There might also have been a young man’s psyche at work, earning hard lessons. A couple of pitches miss, and now it’s 2-and-0 or 3-and-1. And the next fastball can suddenly be headed on a long, high arc over downtown Toledo.
After one of those detonations, a pitcher can begin shying away from the strike zone’s heart, maybe even subconsciously. And that can put opposing hitters in charge rather than a 6-foot-2, 215-pound Texan.
Burrows isn’t biting there. He says he pitches plenty aggressively and that a healthy body will re-shape his 2020 season and perhaps give the Tigers something to think about as they continue to remodel a roster and rotation.
That would explain why he felt so good boarding his plane to Dallas on Thursday. It was because Burrows truly felt good, and strong, following his rehab and sweat sessions at the Tigers’ complex in Lakeland.
There will be no breaks from rigors designed to make him a steady starter who needs 20-25 starts and plenty of innings in 2020. With that in mind, Burrows was set to hit the gym beginning this week for extended hours and a surplus of sweat.
“It was kind of an eye-opener this year, knowing more what I need to do in the future to keep this body healthy for a whole season,” Burrows said. “I guess you could say the last year was kind of a curse and a blessing. Now I know a little more about how to take care of myself — just getting more mobility, hitting those slow muscles, and that soft tissue and everything.”

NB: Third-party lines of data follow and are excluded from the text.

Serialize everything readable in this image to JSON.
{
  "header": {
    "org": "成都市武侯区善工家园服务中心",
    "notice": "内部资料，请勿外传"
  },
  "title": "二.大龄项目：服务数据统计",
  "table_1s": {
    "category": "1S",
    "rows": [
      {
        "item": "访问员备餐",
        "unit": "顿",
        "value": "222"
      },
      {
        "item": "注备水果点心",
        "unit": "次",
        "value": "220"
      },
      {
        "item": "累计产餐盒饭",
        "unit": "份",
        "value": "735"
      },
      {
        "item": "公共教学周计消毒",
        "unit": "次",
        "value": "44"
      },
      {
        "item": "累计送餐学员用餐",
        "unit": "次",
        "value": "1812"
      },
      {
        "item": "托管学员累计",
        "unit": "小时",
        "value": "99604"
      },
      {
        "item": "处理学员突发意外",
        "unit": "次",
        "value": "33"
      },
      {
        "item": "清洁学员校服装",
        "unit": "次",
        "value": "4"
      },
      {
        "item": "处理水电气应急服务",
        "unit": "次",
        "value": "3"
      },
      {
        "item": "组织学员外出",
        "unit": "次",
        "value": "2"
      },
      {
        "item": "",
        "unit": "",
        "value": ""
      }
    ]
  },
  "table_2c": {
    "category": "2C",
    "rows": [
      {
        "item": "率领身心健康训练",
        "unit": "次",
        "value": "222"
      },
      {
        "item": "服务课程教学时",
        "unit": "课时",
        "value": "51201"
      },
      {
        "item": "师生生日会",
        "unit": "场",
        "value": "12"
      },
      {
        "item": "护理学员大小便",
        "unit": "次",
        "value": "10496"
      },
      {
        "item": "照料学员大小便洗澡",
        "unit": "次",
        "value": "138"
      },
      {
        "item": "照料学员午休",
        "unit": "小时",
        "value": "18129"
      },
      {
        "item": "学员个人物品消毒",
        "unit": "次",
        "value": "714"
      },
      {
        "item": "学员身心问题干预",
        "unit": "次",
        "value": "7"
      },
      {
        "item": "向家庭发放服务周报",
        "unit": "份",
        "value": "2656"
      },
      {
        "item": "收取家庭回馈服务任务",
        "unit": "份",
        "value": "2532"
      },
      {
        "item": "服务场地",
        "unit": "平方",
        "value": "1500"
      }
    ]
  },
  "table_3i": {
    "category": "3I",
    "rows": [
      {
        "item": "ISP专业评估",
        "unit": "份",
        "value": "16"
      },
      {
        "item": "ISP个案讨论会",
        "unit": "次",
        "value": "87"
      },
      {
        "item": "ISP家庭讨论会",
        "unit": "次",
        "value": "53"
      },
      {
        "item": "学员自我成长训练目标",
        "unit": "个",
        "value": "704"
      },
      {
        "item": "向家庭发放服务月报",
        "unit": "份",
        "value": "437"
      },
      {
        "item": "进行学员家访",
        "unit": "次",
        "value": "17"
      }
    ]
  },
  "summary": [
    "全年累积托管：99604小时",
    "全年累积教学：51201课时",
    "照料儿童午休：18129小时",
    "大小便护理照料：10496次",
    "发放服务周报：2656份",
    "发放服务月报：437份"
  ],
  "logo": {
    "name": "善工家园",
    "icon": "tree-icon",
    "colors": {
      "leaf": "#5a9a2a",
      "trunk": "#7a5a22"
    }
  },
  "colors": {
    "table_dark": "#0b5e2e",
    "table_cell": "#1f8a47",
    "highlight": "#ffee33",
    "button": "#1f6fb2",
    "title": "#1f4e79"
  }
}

And then, maybe, next season will make more sense. A first-round draft pick might resume resembling a guy the Tigers had thought, by now, could be tapping at Comerica Park’s clubhouse door.
That’s not happening soon. But the Tigers don’t mind waiting if some earlier visions are fulfilled.
“I know he’s disappointed,” Littlefield said. “He just needs to stay healthy. He’s one of our key guys. He’s had success in the past.”
There’s a common thought that 20/20 vision is ideal. In the case of Burrows, 2020 would be viewed as an ideal year to get back on a big-league road that once seemed all but sure.
Freelance writer Lynn Henning is a former Detroit News reporter.